Key findings include:
- A 49% increase in deals over Q2, with increases seen across all markets, and a particularly high number of deals in North America;
- Increases seen in transactions of T&M software businesses and record PE investment in the sector;
- Growth of 20.4% in the BDO T&M share price index in the last nine months, outperforming the FTSE and S&P.
The global trend towards miniaturisation of devices and components is a key driver of innovation in the Test & Measurement market.
Micro-Electro-Mechanical Systems, or MEMS, are miniature devices comprised of integrated mechanical (eg levels, springs, vibrating structures, etc) and electrical (resistors, capacitors, inductors, etc) components, designed to sense, report and interact. Examples include airbag deployment in vehicles and motion & orientation detection in smartphones.

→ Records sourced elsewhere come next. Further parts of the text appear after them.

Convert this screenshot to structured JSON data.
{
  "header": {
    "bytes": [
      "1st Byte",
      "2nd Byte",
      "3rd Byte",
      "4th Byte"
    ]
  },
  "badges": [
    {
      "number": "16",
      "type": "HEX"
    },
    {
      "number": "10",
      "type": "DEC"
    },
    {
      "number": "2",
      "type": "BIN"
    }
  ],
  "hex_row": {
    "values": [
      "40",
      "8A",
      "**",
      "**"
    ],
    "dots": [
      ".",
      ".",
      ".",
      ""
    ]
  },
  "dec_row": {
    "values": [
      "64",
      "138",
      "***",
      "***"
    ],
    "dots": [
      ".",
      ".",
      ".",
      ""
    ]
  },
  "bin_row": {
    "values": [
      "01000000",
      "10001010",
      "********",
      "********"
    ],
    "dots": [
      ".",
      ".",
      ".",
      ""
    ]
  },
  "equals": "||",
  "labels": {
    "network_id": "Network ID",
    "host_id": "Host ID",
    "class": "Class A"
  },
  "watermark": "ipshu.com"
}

In less than 20 years, the technology has developed from an interesting academic pursuit to gain a stronghold in the automotive sector, and to become an integral part of many common products, both improving functionality, and disrupting the status quo.
The MEMS sector is expected to grow at 8.9% CAGR to 2021, increasing in value from $11.9bn in 2015 to $20bn in 2020.1 Over the same period, the CAGR of units shipped is expected to be 13%, reflecting falling prices.
Commoditisation is a key challenge in the sector: the consumer market is now highly competitive. Despite this trend, the future of MEMS is rich with commercial possibilities, including the trillions of MEMS sensors envisioned to be used as the eyes and ears of the Internet of Things, ongoing demand from the smartphone and wearable device markets, and increasing opportunities in the automotive sector with the rise of driverless cars.
Industrial, environmental and medical applications will also spur development.
Key innovations surfacing in the sector include:
• Identifying new applications and component combinations (eg combined environmental sensors that can detect more than one gas, also incorporating pressure, particle, humidity and temperature sensors)
• Ongoing miniaturisation of inertial sensors (eg accelerometers, gyroscopes)
• Embedding software to increase functionality and create value
• Decreasing power consumption, especially for mobile device applications
• Advanced packaging to decrease footprint of sensors.
Major trade players are rapidly looking to take advantage of these trends and continued M&A activity is likely.
The future for sensing, measuring and reporting has rarely looked so strong.